• _TASK INSTRUCTIONS_: Copying starts at the line containing "Read all visible content and emit it as JSON." and stops after the last line of the records; each line is repeated exactly, and pictures are skipped.

• _EXTRACTED RECORDS_:

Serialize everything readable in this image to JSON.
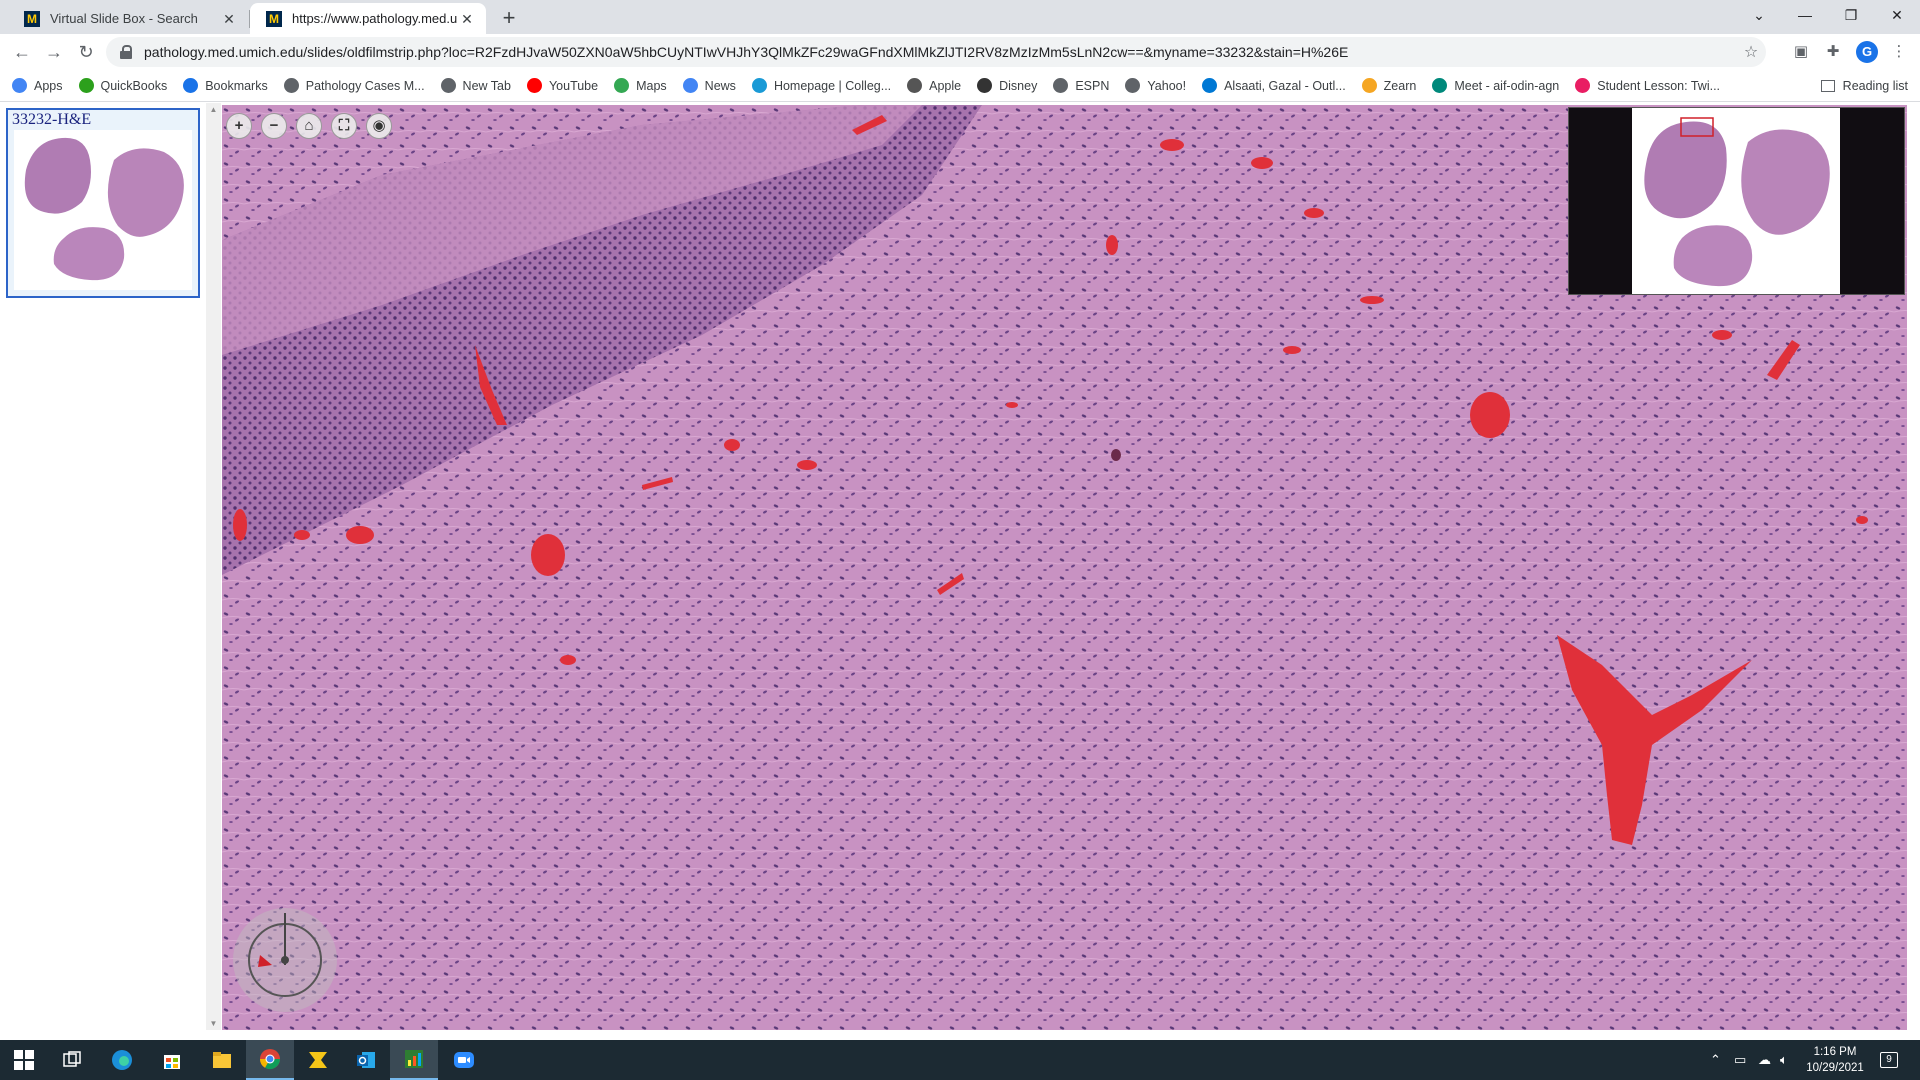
{
  "browser": {
    "tabs": [
      {
        "title": "Virtual Slide Box - Search",
        "favicon": "M",
        "active": false
      },
      {
        "title": "https://www.pathology.med.umi",
        "favicon": "M",
        "active": true
      }
    ],
    "url": "pathology.med.umich.edu/slides/oldfilmstrip.php?loc=R2FzdHJvaW50ZXN0aW5hbCUyNTIwVHJhY3QlMkZFc29waGFndXMlMkZlJTI2RV8zMzIzMm5sLnN2cw==&myname=33232&stain=H%26E",
    "reading_list": "Reading list",
    "profile_initial": "G",
    "bookmarks": [
      {
        "label": "Apps",
        "icon": "apps-grid-icon",
        "color": "#4285f4"
      },
      {
        "label": "QuickBooks",
        "icon": "quickbooks-icon",
        "color": "#2ca01c"
      },
      {
        "label": "Bookmarks",
        "icon": "star-icon",
        "color": "#1a73e8"
      },
      {
        "label": "Pathology Cases M...",
        "icon": "globe-icon",
        "color": "#5f6368"
      },
      {
        "label": "New Tab",
        "icon": "globe-icon",
        "color": "#5f6368"
      },
      {
        "label": "YouTube",
        "icon": "youtube-icon",
        "color": "#ff0000"
      },
      {
        "label": "Maps",
        "icon": "maps-pin-icon",
        "color": "#34a853"
      },
      {
        "label": "News",
        "icon": "news-icon",
        "color": "#4285f4"
      },
      {
        "label": "Homepage | Colleg...",
        "icon": "college-icon",
        "color": "#1a9ad6"
      },
      {
        "label": "Apple",
        "icon": "apple-icon",
        "color": "#555555"
      },
      {
        "label": "Disney",
        "icon": "disney-icon",
        "color": "#333333"
      },
      {
        "label": "ESPN",
        "icon": "globe-icon",
        "color": "#5f6368"
      },
      {
        "label": "Yahoo!",
        "icon": "globe-icon",
        "color": "#5f6368"
      },
      {
        "label": "Alsaati, Gazal - Outl...",
        "icon": "outlook-icon",
        "color": "#0078d4"
      },
      {
        "label": "Zearn",
        "icon": "zearn-icon",
        "color": "#f5a623"
      },
      {
        "label": "Meet - aif-odin-agn",
        "icon": "meet-icon",
        "color": "#00897b"
      },
      {
        "label": "Student Lesson: Twi...",
        "icon": "lesson-icon",
        "color": "#e91e63"
      }
    ]
  },
  "viewer": {
    "slide_label": "33232-H&E",
    "controls": [
      {
        "name": "zoom-in-button",
        "glyph": "+"
      },
      {
        "name": "zoom-out-button",
        "glyph": "−"
      },
      {
        "name": "home-button",
        "glyph": "⌂"
      },
      {
        "name": "fullscreen-button",
        "glyph": "⛶"
      },
      {
        "name": "snapshot-button",
        "glyph": "◉"
      }
    ],
    "colors": {
      "tissue": "#c78fc0",
      "vessel": "#e0303a",
      "epithelium": "#9b62a6"
    }
  },
  "taskbar": {
    "time": "1:16 PM",
    "date": "10/29/2021",
    "notifications": "9"
  }
}
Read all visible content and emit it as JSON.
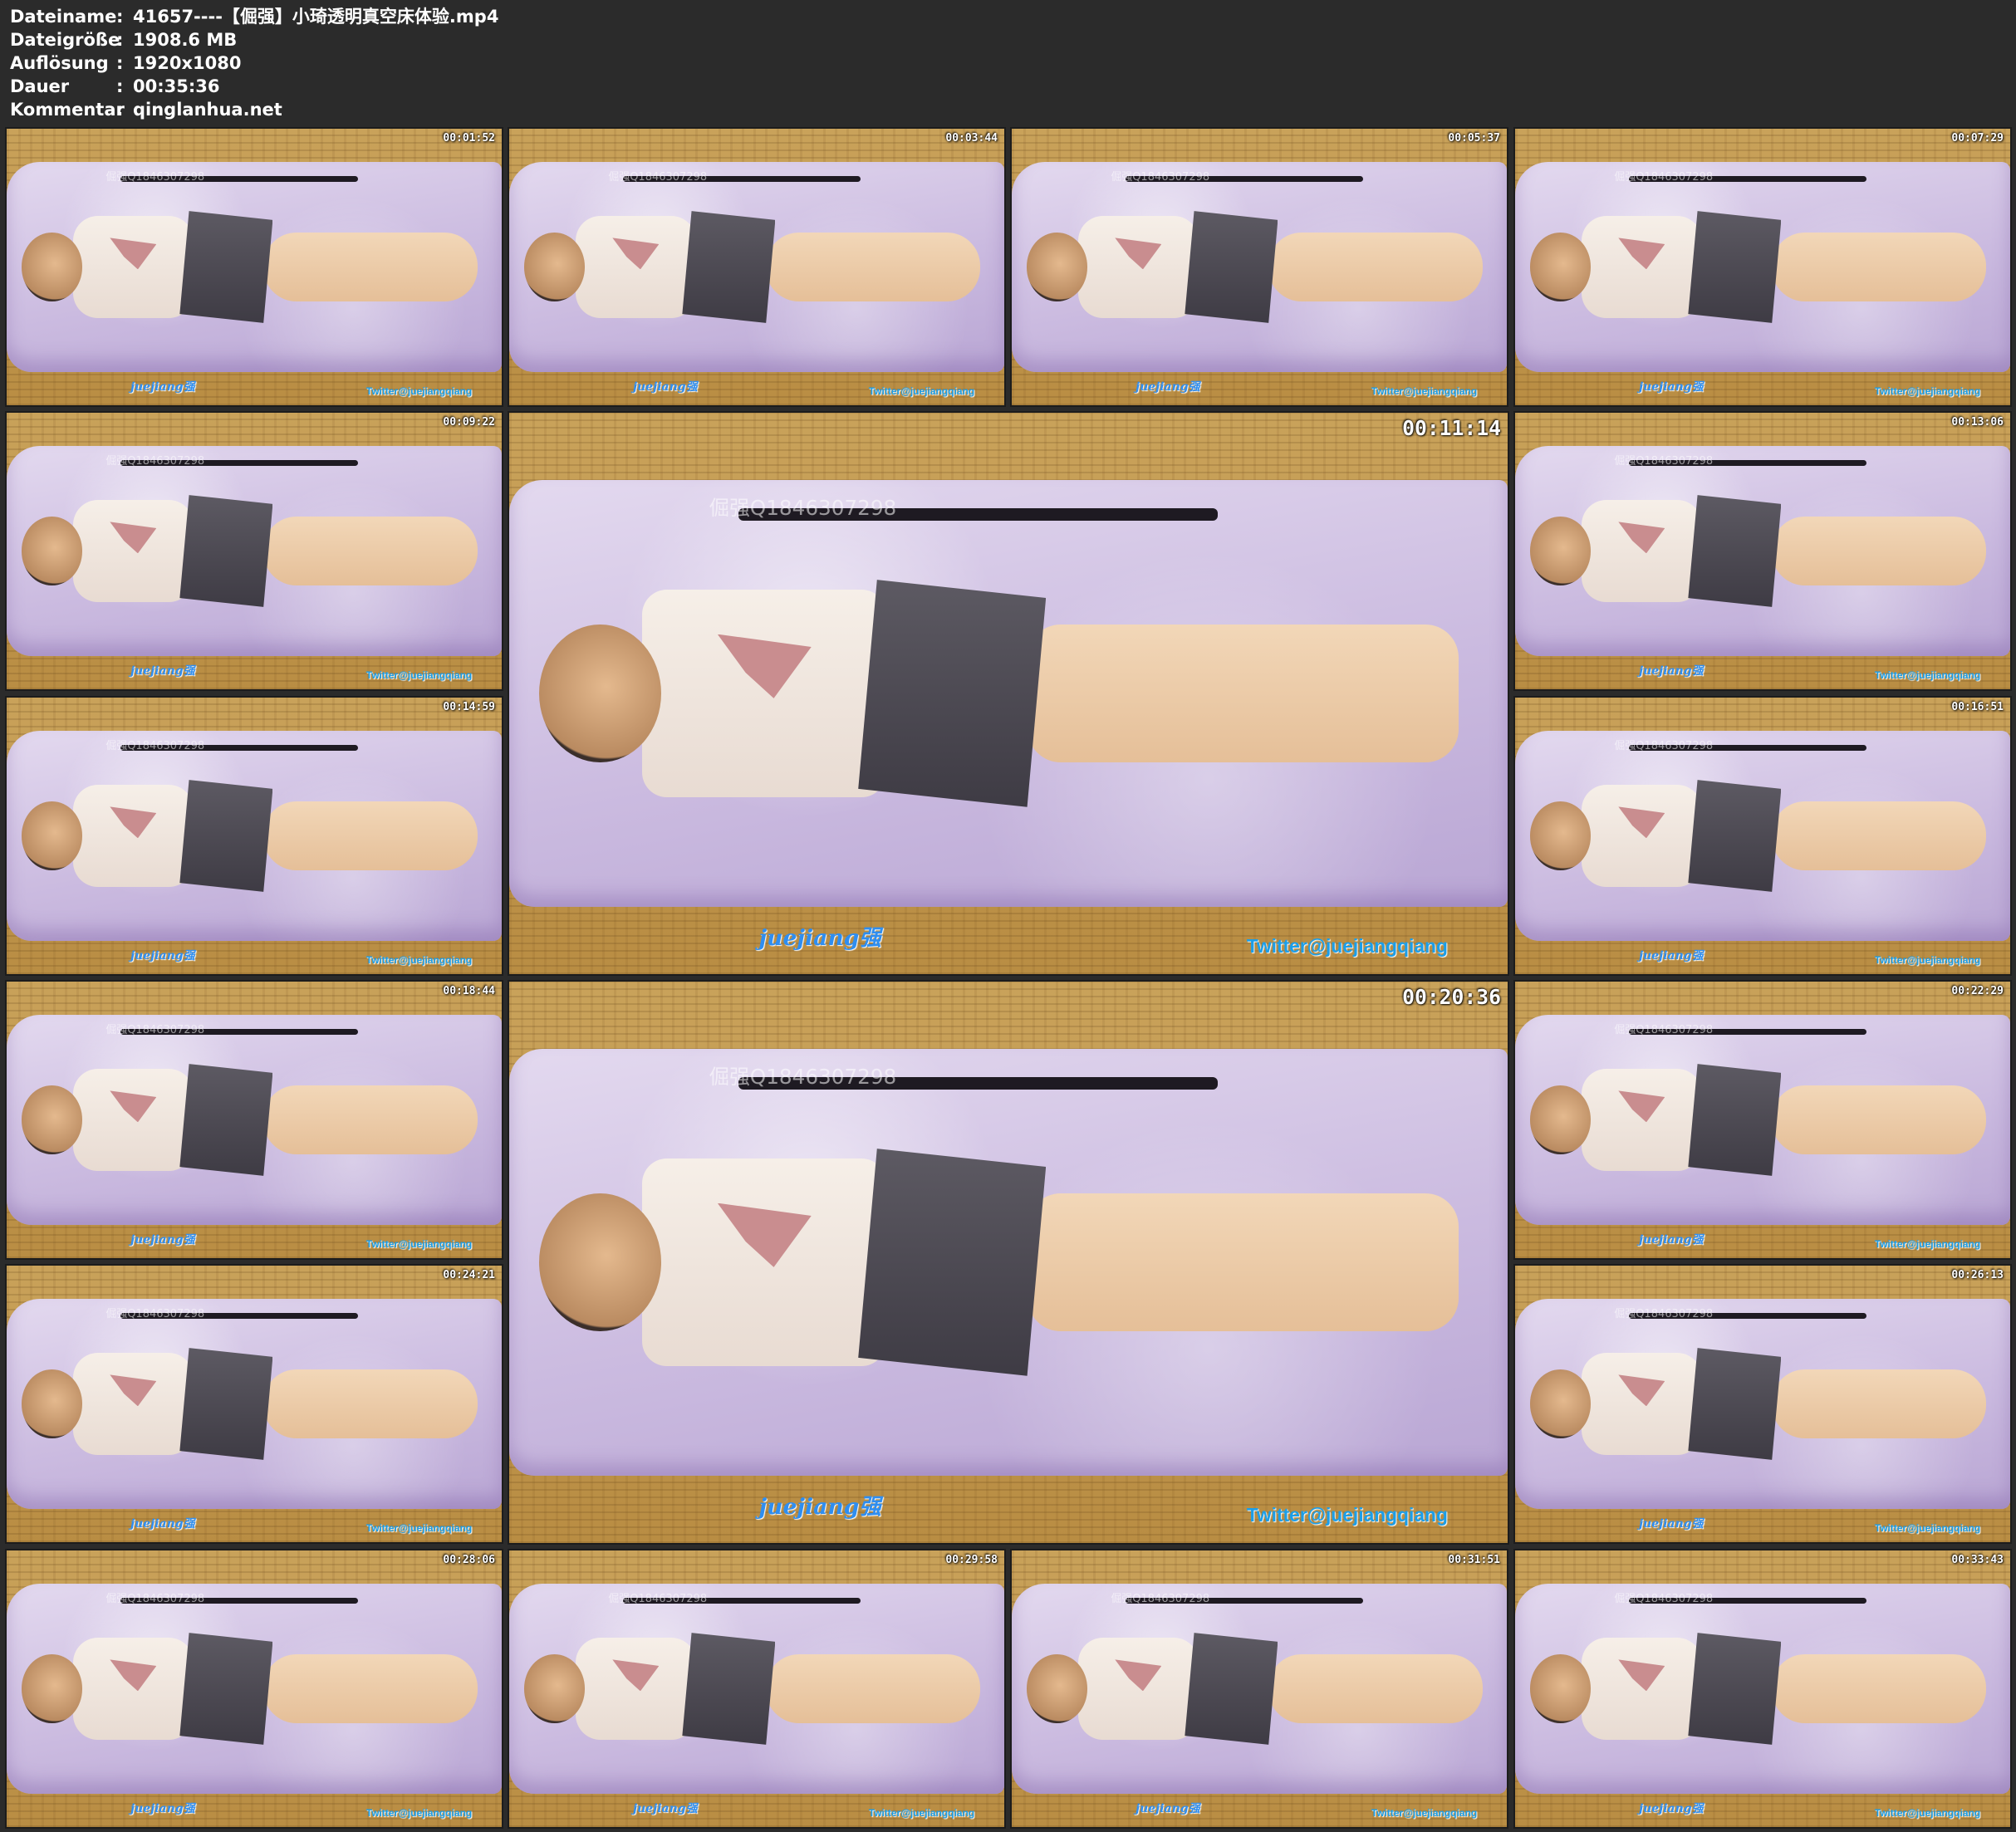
{
  "header": {
    "rows": [
      {
        "label": "Dateiname",
        "sep": ":",
        "value": "41657----【倔强】小琦透明真空床体验.mp4"
      },
      {
        "label": "Dateigröße",
        "sep": ":",
        "value": "1908.6 MB"
      },
      {
        "label": "Auflösung",
        "sep": ":",
        "value": "1920x1080"
      },
      {
        "label": "Dauer",
        "sep": ":",
        "value": "00:35:36"
      },
      {
        "label": "Kommentar",
        "sep": ":",
        "value": "qinglanhua.net"
      }
    ]
  },
  "watermarks": {
    "left": "juejiang强",
    "right": "Twitter@juejiangqiang",
    "qq": "倔强Q1846307298"
  },
  "thumbnails": [
    {
      "timestamp": "00:01:52"
    },
    {
      "timestamp": "00:03:44"
    },
    {
      "timestamp": "00:05:37"
    },
    {
      "timestamp": "00:07:29"
    },
    {
      "timestamp": "00:09:22"
    },
    {
      "timestamp": "00:11:14"
    },
    {
      "timestamp": "00:13:06"
    },
    {
      "timestamp": "00:14:59"
    },
    {
      "timestamp": "00:16:51"
    },
    {
      "timestamp": "00:18:44"
    },
    {
      "timestamp": "00:20:36"
    },
    {
      "timestamp": "00:22:29"
    },
    {
      "timestamp": "00:24:21"
    },
    {
      "timestamp": "00:26:13"
    },
    {
      "timestamp": "00:28:06"
    },
    {
      "timestamp": "00:29:58"
    },
    {
      "timestamp": "00:31:51"
    },
    {
      "timestamp": "00:33:43"
    }
  ]
}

• _EXERCISE SOLUTION_:
Read all visible content and emit it as JSON.
{
  "header": {
    "rows": [
      {
        "label": "Dateiname",
        "sep": ":",
        "value": "41657----【倔强】小琦透明真空床体验.mp4"
      },
      {
        "label": "Dateigröße",
        "sep": ":",
        "value": "1908.6 MB"
      },
      {
        "label": "Auflösung",
        "sep": ":",
        "value": "1920x1080"
      },
      {
        "label": "Dauer",
        "sep": ":",
        "value": "00:35:36"
      },
      {
        "label": "Kommentar",
        "sep": ":",
        "value": "qinglanhua.net"
      }
    ]
  },
  "watermarks": {
    "left": "juejiang强",
    "right": "Twitter@juejiangqiang",
    "qq": "倔强Q1846307298"
  },
  "thumbnails": [
    {
      "timestamp": "00:01:52"
    },
    {
      "timestamp": "00:03:44"
    },
    {
      "timestamp": "00:05:37"
    },
    {
      "timestamp": "00:07:29"
    },
    {
      "timestamp": "00:09:22"
    },
    {
      "timestamp": "00:11:14"
    },
    {
      "timestamp": "00:13:06"
    },
    {
      "timestamp": "00:14:59"
    },
    {
      "timestamp": "00:16:51"
    },
    {
      "timestamp": "00:18:44"
    },
    {
      "timestamp": "00:20:36"
    },
    {
      "timestamp": "00:22:29"
    },
    {
      "timestamp": "00:24:21"
    },
    {
      "timestamp": "00:26:13"
    },
    {
      "timestamp": "00:28:06"
    },
    {
      "timestamp": "00:29:58"
    },
    {
      "timestamp": "00:31:51"
    },
    {
      "timestamp": "00:33:43"
    }
  ]
}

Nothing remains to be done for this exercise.